--- DATA SUPPLIED ---
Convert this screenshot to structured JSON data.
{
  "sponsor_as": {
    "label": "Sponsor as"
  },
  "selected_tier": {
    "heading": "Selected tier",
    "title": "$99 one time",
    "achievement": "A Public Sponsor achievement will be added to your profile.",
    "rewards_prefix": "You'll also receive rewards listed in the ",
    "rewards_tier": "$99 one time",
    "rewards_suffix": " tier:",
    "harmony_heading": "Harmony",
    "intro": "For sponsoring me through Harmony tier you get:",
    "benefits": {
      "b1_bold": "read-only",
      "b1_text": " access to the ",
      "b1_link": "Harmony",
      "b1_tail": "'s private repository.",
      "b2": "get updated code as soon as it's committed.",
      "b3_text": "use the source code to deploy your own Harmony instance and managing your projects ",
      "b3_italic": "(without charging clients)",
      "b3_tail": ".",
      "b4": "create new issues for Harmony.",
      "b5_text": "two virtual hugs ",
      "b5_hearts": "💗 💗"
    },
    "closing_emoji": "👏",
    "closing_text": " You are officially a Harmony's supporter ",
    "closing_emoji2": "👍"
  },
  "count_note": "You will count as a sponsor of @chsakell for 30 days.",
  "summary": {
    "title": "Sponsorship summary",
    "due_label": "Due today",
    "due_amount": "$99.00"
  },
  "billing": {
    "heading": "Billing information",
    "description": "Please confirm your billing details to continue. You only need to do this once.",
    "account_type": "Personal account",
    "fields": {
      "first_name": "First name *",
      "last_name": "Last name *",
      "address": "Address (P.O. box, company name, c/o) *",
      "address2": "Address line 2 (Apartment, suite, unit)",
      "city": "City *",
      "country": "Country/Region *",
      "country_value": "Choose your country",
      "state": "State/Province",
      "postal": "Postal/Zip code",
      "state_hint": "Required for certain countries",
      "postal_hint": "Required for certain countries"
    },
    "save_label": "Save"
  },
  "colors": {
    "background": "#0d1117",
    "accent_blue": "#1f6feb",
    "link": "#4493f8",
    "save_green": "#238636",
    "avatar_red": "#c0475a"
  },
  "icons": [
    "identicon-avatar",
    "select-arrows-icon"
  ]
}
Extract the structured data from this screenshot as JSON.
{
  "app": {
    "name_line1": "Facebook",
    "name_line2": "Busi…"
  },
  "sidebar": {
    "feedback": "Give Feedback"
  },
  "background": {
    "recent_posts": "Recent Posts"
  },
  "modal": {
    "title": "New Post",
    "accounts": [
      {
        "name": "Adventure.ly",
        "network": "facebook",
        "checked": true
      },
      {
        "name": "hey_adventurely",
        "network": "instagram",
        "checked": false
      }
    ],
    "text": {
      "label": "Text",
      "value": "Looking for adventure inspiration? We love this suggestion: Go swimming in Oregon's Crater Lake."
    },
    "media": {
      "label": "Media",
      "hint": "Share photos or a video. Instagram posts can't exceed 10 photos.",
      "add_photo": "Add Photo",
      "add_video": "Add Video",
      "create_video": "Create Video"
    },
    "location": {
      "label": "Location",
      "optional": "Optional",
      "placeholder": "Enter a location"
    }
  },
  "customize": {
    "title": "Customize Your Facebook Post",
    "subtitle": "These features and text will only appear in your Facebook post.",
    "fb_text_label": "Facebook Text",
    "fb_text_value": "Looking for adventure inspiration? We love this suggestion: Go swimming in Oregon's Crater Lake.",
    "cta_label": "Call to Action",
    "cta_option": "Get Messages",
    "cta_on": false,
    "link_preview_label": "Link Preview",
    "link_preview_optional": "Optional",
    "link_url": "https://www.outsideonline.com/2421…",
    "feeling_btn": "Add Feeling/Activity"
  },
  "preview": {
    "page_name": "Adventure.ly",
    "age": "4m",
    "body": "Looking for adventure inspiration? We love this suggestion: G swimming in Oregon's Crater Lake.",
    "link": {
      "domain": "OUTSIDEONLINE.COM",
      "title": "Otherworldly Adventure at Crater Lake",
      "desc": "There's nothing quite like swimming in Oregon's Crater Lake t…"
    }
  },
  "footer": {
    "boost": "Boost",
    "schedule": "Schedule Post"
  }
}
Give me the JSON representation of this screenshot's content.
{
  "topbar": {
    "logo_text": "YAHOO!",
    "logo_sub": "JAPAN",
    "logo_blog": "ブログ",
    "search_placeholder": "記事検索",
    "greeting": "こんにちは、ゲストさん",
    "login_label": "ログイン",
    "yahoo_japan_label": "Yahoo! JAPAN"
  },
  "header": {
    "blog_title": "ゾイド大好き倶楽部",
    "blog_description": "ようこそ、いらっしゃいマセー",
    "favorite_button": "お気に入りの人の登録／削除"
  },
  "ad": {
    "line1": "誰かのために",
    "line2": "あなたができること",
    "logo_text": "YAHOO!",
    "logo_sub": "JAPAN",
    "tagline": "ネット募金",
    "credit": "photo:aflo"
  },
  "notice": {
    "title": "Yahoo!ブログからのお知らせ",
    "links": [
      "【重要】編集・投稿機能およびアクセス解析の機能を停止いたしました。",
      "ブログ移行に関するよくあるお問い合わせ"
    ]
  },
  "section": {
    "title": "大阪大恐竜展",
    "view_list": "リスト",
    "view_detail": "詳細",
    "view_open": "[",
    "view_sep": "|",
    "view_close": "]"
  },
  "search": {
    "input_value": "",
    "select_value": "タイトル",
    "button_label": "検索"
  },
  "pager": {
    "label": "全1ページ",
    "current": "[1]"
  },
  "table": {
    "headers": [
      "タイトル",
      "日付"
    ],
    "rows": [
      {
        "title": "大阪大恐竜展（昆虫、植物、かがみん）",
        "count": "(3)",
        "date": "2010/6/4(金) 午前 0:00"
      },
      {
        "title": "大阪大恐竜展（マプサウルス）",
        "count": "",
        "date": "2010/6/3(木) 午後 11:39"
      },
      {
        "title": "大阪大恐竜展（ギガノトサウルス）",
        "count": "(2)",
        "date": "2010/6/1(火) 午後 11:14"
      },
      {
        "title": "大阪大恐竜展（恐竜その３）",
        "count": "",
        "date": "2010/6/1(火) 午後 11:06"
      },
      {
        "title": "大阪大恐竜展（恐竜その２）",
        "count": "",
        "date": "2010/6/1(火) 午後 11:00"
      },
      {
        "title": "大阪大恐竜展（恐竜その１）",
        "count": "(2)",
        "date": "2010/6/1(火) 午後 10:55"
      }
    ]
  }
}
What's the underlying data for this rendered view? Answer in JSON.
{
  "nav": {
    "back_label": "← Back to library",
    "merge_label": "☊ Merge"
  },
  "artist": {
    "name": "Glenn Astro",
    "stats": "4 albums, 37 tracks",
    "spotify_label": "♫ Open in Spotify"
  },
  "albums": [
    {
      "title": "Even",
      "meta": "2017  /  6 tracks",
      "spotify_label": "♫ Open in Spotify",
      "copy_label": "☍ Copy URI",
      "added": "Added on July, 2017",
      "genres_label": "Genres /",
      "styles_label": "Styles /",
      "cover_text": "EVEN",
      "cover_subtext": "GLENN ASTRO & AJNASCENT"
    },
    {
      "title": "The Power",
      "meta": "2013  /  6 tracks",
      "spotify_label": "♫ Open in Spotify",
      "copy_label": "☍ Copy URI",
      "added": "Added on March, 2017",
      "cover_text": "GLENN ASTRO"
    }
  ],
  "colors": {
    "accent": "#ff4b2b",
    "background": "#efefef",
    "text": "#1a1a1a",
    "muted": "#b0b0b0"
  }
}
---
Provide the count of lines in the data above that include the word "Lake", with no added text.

ANSWER SECTION ::
5